Dazzling no more

For the "monetary policy" arrow to hit its mark in promoting growth through low interest rate investments, Abe has to develop a more aggressive foreign policy. By decreasing interest rates further, Japan will see a rise in inflation. This will serve to lower the cost of domestic goods, which can be used to create a larger international trade surplus. I would like to emphasize that this is a short term policy to stimulate growth, which will have to be corrected if growth becomes excessive. That being said in the short term this should help not only promote growth via export, but should also eventually increase wages, thus promoting demand in Japanese markets.

Japan's lifetime employment system must also change. The system works only during a period of high growth, due to more tolerance to inefficiencies during the growth periods, and it can only be managed with an excess of wealth. The Ministry of Internal Affairs estimates there are currently 25 million company workers between the ages of late 40s and mid 60s, and in Japan the most productive age is 45, which endangers the company's profitability.

Transferring workers to useless departments and social disconnection emerged as passive methods of encouraging workers to leave. If Abe chooses to emphasize this as the largest consequence of Japanese corporate labor, it could paralyze people instead of forcing them to change their views on employment,. Historically, statistical data shows that the Japanese government has been slow to address the social climate from a young age.

The total facilities and number of trainees focusing on developing the leadership skills also dramatically declined after experiencing peaks in the s.

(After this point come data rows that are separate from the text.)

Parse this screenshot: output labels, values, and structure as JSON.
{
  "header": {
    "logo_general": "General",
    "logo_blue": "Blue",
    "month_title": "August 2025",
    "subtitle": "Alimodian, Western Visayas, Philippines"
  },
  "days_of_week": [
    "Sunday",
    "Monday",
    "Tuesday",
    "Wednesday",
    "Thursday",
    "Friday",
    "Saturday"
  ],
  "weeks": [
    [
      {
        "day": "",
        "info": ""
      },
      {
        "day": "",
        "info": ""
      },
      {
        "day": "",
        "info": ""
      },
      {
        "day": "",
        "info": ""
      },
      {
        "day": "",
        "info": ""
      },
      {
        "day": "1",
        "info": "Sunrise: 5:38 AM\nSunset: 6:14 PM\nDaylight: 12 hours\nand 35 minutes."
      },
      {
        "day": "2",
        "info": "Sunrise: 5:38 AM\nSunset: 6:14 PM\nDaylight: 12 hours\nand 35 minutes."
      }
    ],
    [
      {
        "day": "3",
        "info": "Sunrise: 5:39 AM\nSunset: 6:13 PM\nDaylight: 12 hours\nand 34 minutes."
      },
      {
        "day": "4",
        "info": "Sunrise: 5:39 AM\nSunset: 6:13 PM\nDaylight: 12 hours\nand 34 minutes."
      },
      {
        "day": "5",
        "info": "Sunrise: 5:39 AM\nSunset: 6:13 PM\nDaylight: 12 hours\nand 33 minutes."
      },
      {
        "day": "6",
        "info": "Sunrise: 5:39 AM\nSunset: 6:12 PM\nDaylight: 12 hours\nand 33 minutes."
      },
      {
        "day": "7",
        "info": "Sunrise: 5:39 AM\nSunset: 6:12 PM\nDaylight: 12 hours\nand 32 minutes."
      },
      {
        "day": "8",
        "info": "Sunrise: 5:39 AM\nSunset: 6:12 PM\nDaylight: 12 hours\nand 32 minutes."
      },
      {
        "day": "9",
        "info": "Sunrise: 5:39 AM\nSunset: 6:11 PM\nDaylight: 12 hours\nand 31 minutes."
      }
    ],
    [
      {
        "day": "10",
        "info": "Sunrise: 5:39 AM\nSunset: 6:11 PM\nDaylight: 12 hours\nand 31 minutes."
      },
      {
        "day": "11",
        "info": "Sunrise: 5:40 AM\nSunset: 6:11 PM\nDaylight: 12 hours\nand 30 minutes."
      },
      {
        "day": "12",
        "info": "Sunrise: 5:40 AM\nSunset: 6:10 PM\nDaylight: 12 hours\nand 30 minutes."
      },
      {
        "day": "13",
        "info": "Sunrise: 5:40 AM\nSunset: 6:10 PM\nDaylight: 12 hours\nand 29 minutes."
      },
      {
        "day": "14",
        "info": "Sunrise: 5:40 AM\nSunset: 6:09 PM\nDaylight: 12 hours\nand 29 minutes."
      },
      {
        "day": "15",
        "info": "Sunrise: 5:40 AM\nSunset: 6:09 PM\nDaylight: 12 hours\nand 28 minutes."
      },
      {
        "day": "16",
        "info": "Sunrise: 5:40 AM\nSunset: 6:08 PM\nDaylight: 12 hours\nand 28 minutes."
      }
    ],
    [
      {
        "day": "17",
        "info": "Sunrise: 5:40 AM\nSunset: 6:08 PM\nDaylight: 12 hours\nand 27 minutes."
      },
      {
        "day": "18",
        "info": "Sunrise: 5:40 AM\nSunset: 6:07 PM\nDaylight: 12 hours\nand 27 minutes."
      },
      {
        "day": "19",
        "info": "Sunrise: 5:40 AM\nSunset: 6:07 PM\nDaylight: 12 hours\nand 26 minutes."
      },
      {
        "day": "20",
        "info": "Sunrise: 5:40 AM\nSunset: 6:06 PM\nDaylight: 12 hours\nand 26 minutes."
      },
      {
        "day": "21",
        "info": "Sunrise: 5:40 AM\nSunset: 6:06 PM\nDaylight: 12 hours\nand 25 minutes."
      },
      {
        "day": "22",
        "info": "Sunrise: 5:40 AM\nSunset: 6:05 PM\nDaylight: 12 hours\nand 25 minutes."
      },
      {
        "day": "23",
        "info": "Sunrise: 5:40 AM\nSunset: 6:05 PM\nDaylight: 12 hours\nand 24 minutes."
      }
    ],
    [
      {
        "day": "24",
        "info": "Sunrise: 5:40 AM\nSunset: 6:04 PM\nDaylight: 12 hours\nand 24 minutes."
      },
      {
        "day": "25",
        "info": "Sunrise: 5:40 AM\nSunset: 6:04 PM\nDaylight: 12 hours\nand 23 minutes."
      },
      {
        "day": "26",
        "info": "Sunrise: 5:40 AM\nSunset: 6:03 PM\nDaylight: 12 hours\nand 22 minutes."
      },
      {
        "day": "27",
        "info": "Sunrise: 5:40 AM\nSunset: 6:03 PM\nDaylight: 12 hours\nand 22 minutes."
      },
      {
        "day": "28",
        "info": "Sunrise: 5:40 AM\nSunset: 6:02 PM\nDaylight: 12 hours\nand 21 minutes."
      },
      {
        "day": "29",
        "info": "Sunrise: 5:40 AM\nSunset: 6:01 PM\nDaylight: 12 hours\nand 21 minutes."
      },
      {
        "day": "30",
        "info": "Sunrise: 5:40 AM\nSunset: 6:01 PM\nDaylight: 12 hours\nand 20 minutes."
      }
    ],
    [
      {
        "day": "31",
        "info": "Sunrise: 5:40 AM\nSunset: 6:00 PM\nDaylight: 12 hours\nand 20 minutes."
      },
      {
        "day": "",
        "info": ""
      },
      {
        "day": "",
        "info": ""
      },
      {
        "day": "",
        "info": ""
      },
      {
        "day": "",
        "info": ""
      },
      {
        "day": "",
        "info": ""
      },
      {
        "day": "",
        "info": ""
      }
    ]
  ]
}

source link The largest challenge to Japan will be selling the deal to voters.